** TASK BRIEF **
Each line of the data that includes the string "this" is to be copied out.

━━ DATASET CONTENT ━━

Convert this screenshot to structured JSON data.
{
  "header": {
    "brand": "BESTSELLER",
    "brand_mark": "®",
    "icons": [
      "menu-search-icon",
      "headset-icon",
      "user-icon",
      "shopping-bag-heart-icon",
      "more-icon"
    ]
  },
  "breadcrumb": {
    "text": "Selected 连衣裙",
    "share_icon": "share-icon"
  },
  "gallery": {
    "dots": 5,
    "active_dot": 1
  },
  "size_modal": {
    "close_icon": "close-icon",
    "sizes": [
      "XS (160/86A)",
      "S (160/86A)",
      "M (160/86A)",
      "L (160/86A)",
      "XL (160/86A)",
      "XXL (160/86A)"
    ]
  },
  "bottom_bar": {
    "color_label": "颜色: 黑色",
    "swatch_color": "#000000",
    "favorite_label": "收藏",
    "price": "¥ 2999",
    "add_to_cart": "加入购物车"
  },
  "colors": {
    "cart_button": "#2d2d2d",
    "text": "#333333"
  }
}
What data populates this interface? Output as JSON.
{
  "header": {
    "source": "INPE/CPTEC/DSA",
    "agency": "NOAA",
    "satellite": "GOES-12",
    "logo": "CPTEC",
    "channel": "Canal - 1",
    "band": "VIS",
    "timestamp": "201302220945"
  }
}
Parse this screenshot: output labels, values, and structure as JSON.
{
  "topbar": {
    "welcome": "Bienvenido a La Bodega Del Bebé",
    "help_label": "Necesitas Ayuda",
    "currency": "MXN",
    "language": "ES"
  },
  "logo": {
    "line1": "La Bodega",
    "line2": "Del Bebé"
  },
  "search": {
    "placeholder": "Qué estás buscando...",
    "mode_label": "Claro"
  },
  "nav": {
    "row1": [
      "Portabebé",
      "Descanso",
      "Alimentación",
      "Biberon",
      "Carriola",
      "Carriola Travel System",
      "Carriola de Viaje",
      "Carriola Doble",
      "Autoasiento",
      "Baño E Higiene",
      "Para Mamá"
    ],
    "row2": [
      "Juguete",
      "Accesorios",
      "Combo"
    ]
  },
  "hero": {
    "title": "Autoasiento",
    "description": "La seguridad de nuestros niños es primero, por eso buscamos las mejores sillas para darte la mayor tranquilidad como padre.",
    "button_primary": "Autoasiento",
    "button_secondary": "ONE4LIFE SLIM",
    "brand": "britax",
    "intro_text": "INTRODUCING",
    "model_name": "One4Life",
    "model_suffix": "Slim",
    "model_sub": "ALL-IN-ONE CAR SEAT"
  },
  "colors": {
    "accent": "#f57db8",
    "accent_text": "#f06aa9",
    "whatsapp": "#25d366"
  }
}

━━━

** FINISHED EXERCISE **
Convert this screenshot to structured JSON data.
What data populates this interface? Output as JSON.
Parse this screenshot: output labels, values, and structure as JSON.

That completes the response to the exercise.